Only the count is expected: the number of lines below that contain "structured".

■ **Data for analysis**
⁂
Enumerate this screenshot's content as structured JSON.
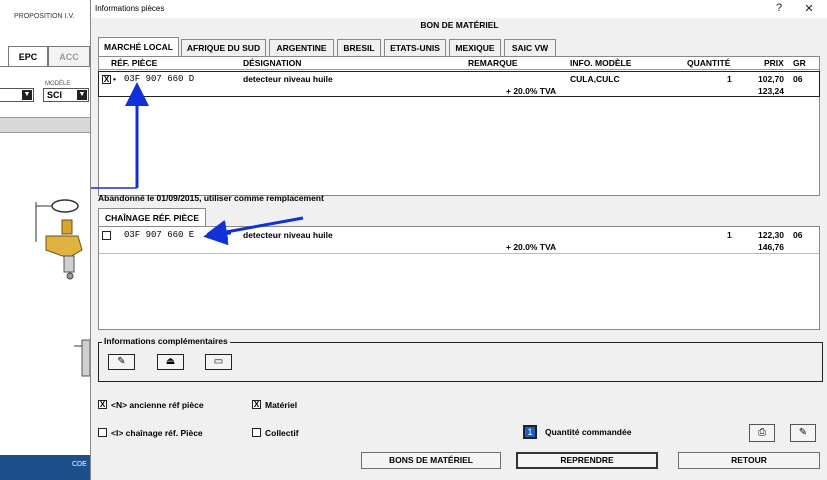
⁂
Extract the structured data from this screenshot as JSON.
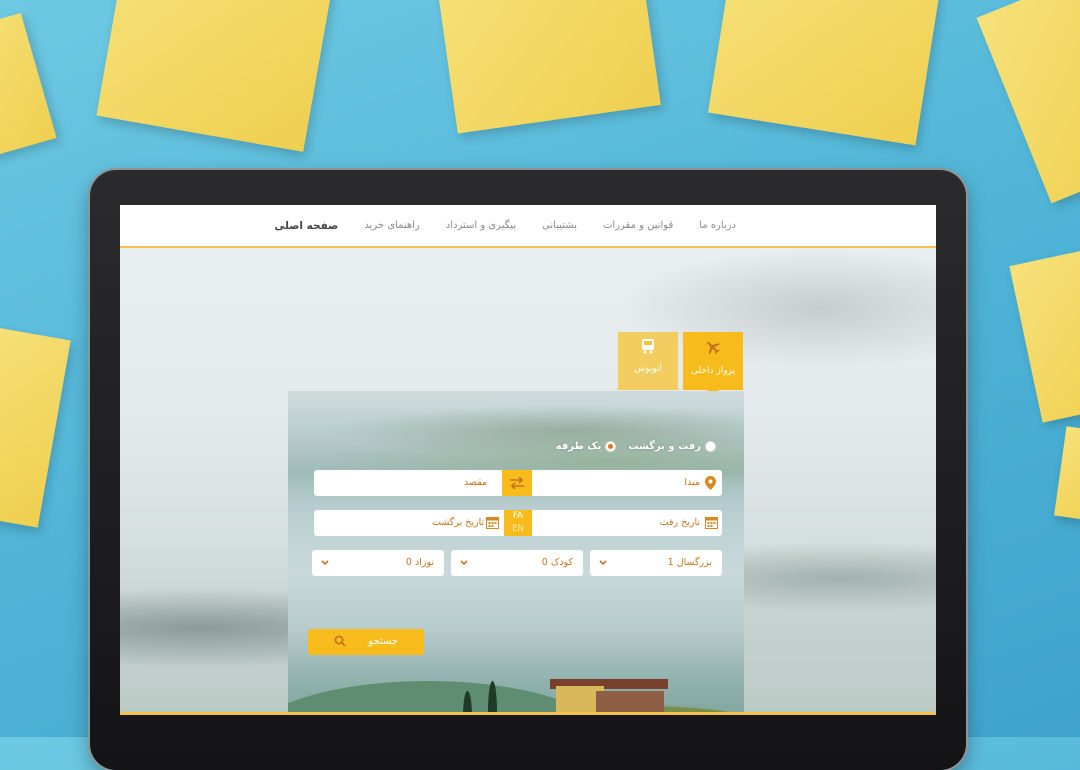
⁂
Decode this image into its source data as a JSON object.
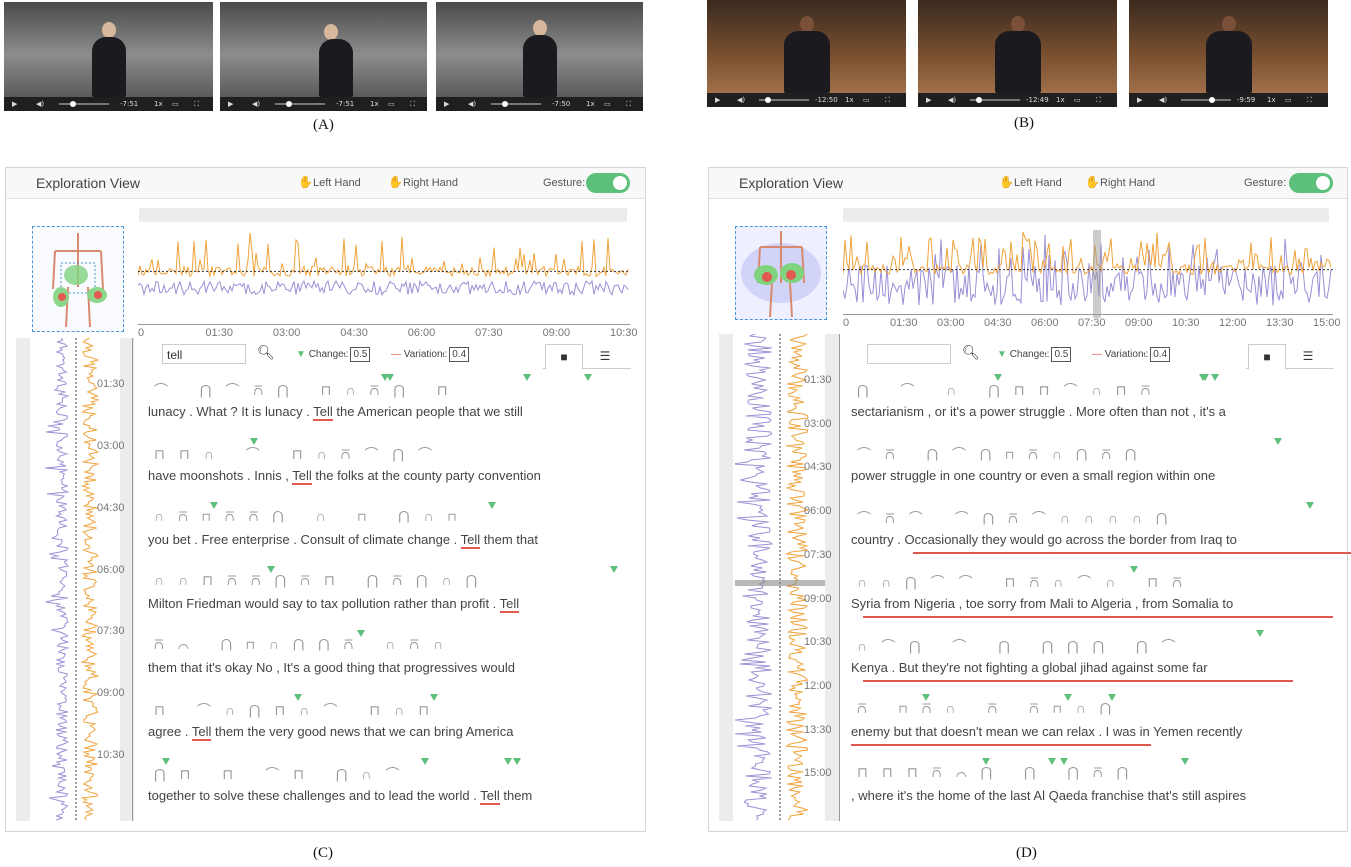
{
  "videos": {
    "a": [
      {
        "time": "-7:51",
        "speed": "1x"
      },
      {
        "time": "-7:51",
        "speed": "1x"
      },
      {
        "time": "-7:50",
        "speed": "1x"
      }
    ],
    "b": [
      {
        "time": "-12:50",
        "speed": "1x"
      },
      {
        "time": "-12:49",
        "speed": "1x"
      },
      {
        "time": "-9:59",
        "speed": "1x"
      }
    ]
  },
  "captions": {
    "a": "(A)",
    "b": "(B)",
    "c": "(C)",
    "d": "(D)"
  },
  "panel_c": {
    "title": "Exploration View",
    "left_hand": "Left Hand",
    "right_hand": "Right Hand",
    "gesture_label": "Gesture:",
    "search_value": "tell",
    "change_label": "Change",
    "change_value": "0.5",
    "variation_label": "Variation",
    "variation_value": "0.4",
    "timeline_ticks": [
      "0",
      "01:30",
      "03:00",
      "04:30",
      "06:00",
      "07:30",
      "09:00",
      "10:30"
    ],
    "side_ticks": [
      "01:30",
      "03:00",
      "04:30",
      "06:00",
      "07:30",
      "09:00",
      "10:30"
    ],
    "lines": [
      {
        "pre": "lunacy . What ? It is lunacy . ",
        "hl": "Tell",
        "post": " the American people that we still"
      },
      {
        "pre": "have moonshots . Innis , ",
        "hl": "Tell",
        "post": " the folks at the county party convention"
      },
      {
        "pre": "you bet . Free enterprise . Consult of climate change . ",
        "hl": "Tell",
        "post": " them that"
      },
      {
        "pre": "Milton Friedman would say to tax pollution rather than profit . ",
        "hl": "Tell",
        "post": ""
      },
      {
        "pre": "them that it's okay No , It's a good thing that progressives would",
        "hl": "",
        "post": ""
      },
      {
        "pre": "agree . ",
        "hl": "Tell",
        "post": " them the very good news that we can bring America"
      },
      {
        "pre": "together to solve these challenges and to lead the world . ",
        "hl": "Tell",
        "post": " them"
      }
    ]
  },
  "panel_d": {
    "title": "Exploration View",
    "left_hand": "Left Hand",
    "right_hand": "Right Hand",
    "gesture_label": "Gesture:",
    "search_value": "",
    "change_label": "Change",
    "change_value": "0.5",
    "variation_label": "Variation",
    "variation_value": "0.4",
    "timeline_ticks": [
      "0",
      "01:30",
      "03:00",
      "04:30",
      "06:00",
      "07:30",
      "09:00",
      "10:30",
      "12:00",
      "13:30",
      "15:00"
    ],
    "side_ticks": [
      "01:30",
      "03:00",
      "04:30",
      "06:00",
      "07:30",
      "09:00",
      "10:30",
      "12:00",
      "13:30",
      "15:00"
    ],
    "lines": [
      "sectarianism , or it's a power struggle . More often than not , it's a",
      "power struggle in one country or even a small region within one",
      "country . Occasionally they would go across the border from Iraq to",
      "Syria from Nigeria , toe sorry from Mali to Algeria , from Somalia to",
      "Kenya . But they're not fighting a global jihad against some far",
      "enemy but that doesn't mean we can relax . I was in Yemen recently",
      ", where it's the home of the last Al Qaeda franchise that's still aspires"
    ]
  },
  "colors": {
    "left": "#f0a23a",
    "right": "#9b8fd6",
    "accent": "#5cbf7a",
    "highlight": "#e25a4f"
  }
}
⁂
■ **Output**
2